Go through the records below and report each line with "System" in it.

§ DATASET CONTENT
Segment Open
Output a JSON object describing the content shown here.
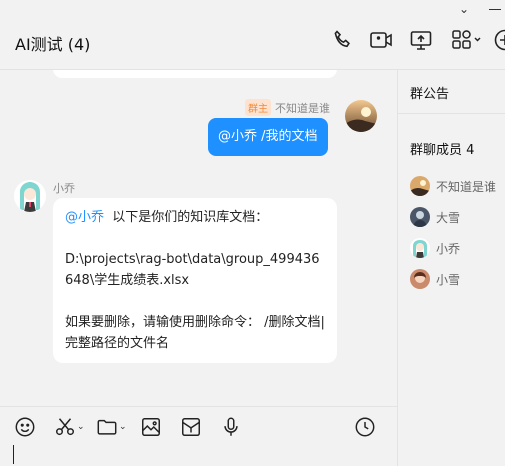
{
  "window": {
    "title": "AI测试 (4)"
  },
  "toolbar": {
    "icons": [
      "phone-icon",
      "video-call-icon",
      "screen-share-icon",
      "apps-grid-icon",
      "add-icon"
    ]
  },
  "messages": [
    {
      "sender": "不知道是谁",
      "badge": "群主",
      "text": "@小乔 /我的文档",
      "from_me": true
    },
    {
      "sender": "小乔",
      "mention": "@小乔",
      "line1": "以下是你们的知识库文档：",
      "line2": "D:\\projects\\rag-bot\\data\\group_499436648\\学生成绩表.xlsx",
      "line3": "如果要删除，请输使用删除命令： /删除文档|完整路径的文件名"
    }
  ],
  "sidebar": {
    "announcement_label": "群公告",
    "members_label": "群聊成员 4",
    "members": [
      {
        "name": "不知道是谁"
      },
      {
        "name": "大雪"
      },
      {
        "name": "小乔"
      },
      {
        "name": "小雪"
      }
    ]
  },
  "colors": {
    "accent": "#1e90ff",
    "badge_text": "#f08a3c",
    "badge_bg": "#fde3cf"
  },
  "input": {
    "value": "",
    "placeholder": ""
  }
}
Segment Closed
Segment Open
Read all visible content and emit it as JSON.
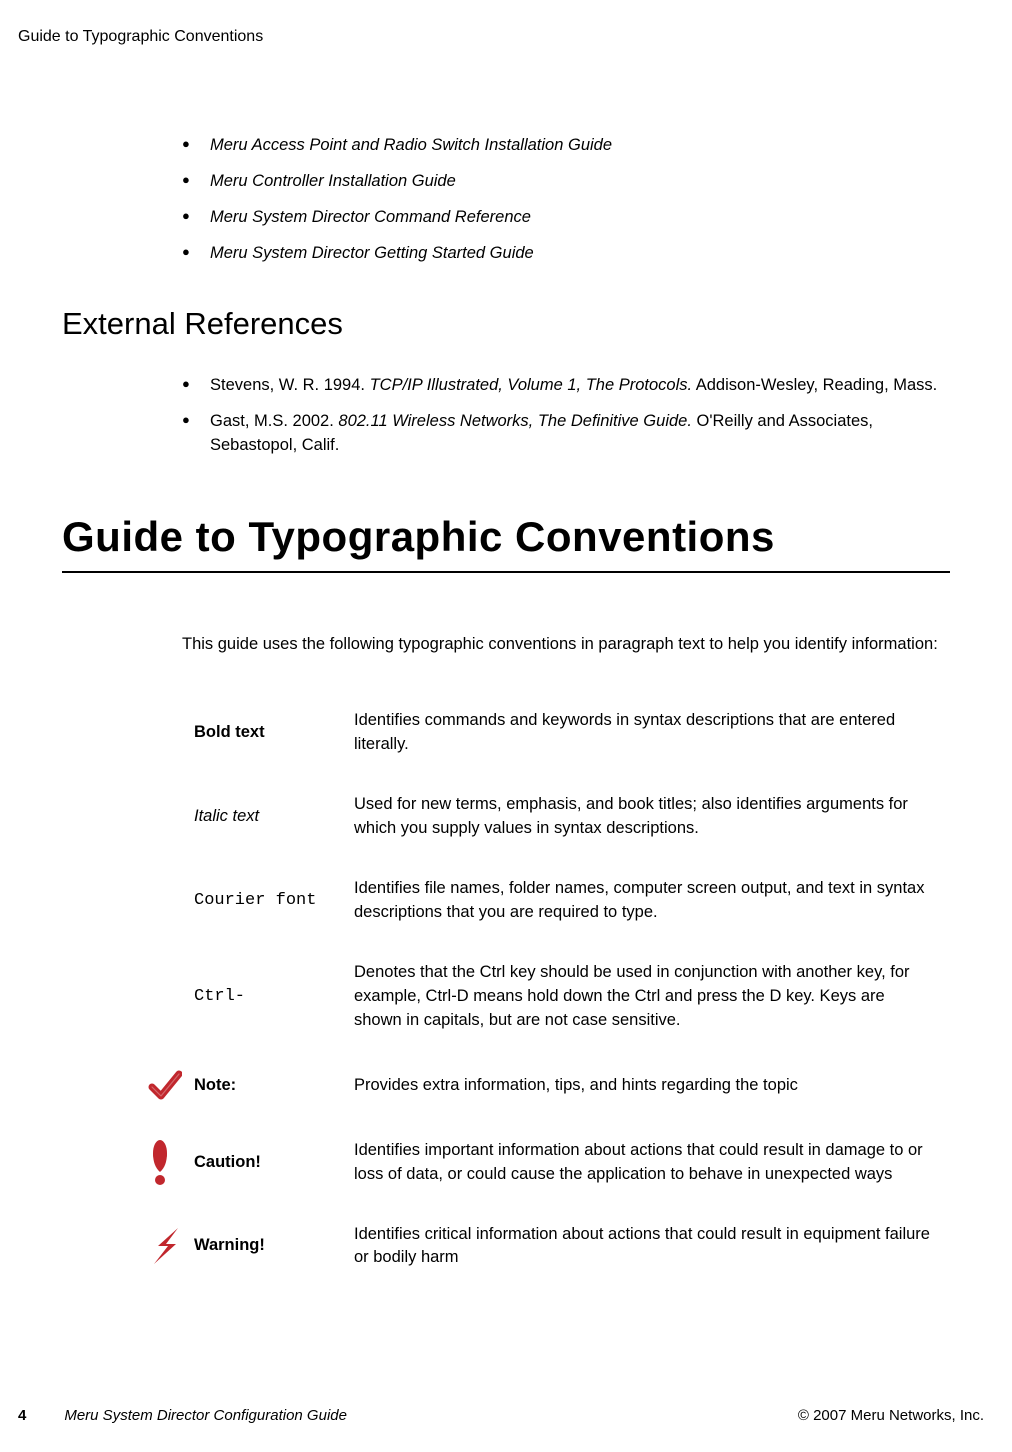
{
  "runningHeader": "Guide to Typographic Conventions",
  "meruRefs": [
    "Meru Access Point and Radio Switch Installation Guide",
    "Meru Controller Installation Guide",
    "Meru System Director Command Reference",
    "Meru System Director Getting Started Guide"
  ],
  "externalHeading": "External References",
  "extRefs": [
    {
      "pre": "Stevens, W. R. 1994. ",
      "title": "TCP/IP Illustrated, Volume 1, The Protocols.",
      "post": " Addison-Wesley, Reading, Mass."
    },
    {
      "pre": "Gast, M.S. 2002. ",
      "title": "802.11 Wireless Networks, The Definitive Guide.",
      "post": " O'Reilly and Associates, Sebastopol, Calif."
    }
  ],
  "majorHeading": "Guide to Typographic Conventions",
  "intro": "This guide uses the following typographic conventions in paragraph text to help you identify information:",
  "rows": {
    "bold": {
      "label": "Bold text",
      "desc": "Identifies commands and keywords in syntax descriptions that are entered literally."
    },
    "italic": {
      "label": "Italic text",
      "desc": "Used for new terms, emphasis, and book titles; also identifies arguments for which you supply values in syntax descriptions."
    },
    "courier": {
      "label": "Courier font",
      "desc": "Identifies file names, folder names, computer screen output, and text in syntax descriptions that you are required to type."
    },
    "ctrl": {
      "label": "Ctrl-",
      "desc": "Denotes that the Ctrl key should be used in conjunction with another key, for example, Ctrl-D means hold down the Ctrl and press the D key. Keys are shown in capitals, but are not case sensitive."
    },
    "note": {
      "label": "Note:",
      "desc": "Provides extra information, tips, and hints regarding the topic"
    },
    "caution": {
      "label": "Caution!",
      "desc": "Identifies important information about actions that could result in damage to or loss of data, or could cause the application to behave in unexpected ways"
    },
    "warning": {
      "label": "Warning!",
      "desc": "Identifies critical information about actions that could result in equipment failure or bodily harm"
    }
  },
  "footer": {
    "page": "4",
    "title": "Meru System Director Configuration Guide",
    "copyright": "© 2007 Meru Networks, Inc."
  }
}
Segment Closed
§ FINISHED EXERCISE
    "Meru System Director Command Reference",
    "Meru System Director Getting Started Guide"
    "title": "Meru System Director Configuration Guide",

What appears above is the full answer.